@main
struct ExampleApplication: App {
	@State var tappedUrl: String = ""
  var body: some Scene {
    WindowGroup {
      VStack {
				Text("Hello world")
				Text(tappedUrl)
			}
        .onOpenURL { url in
          tappedUrl = url.absoluteString
        }
    }
  }
}

This is a relatively simple example, once you tap a universal link, it will open your app and display this link. You can nest the onOpenURL anywhere you'd like, but it will only be triggered if this view is rendered, so only if that specific part of your application would display (e.g. if you show a different view tree to unauthenticated and authenticated users, you need to make sure to add your onOpenURL to the top-level view if it should be handled for both cases).

🥲 Debugging Universal Links

Unfortunately, it's not really straightforward to debug universal links. If you're tapping a link and it opens in Safari instead of your application, this could have multiple reasons:

  • the association file on your domain was missing or did not get served correctly
  • your application did not define the URL domain as an associated domain

Please check that you set up the association file correctly, one small mistake like an incorrect path, not using TLS, redirecting requests, sending the wrong content type, using the wrong team id or bundle identifier, etc. could be causing problems, so everything needs to be just right.

And if this still doesn't work but you're sure everything's set up correctly, there's probably some caching involved with detecting supported domains after installing your application, so it might help to remove the application, restart the device, and install it again. This should at least attempt to fetch the latest association file and reconcile it with the latest build of the app.

It took me a couple of attempts, but after installing the application and tapping on a universal link, it opens the application as expected.
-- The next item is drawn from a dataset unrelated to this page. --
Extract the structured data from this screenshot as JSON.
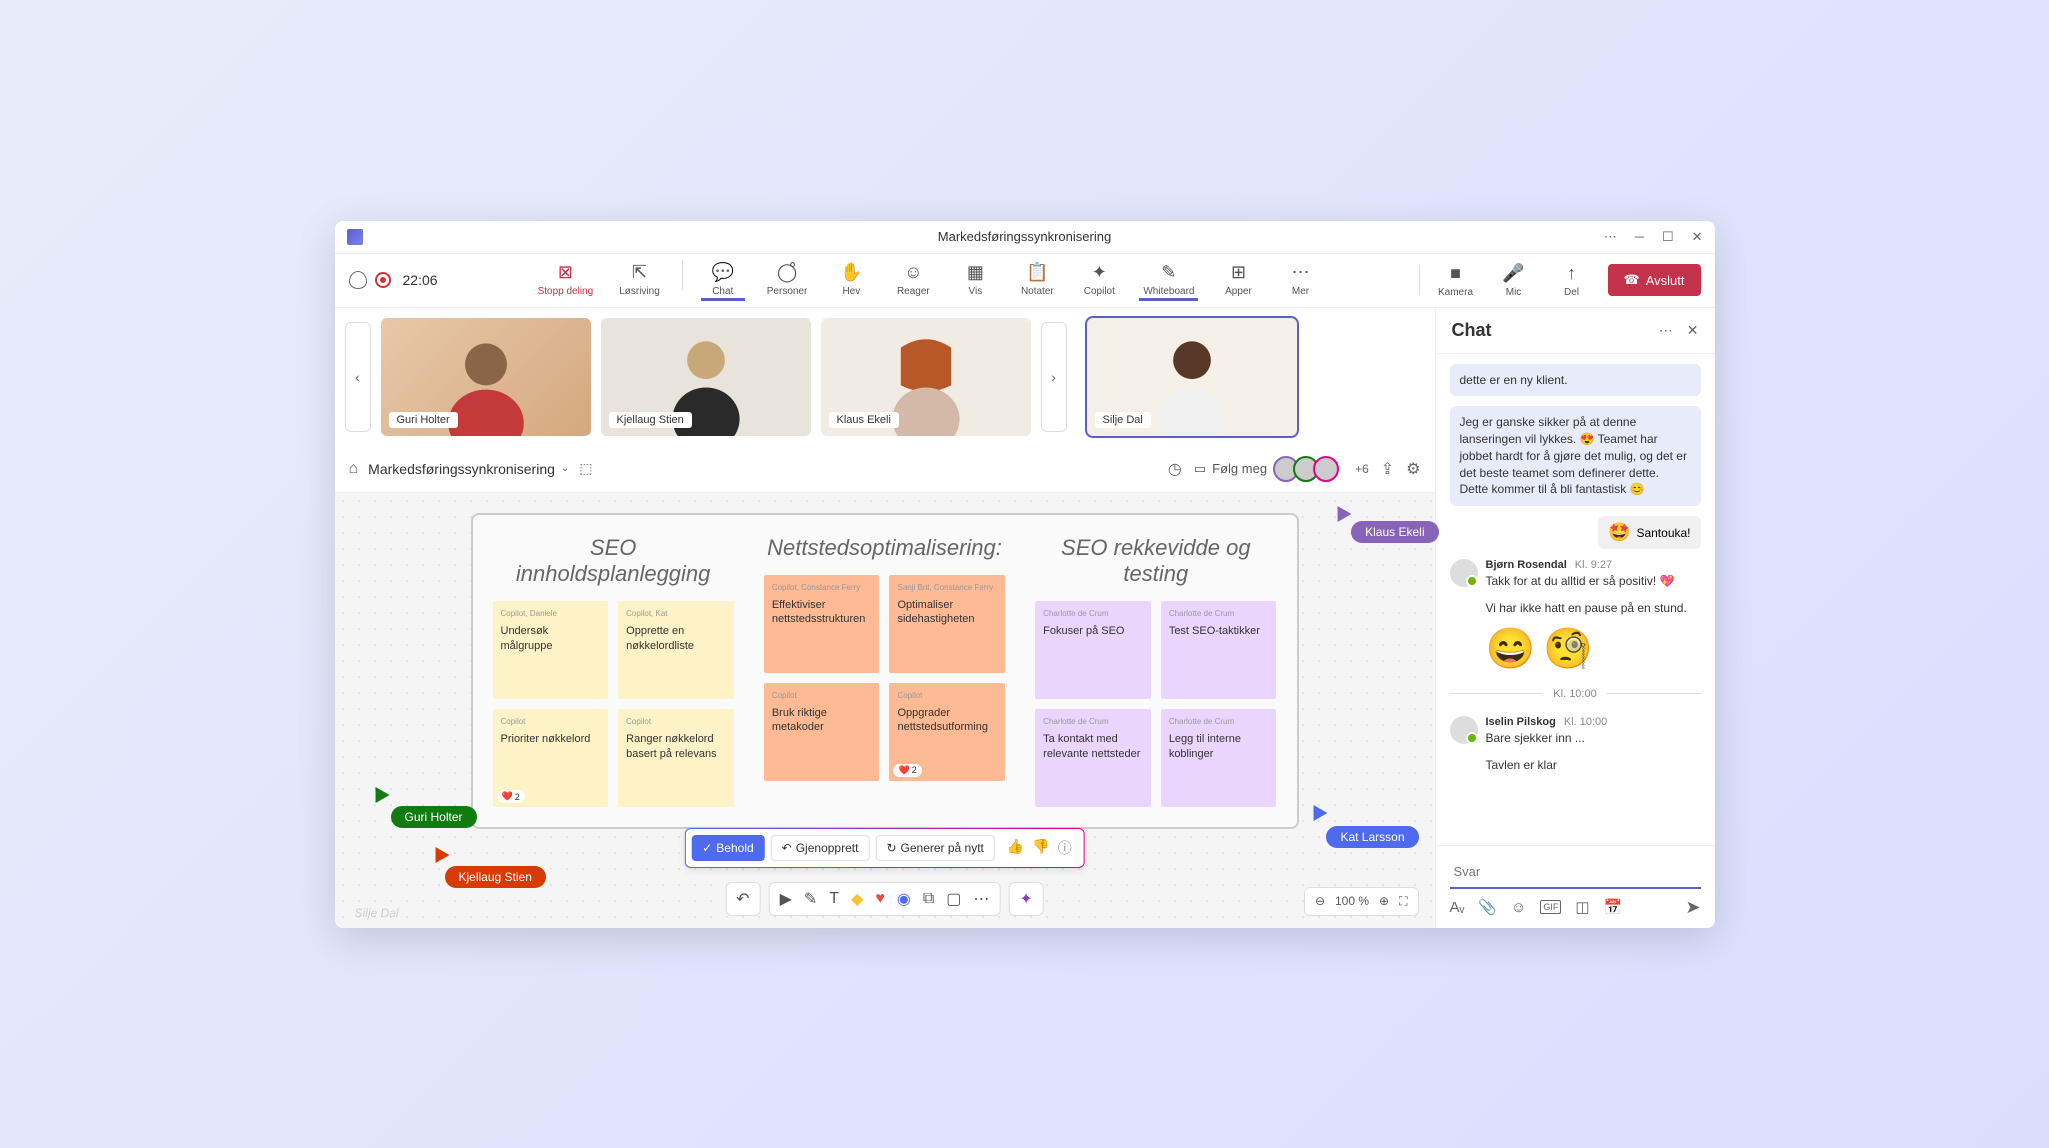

I personally think the system uses too much magic, as it's really challenging to comprehend what's happening in the background, and even harder to debug when it's not working, but it is quite a joy seeing the links work.

📚 Helpful References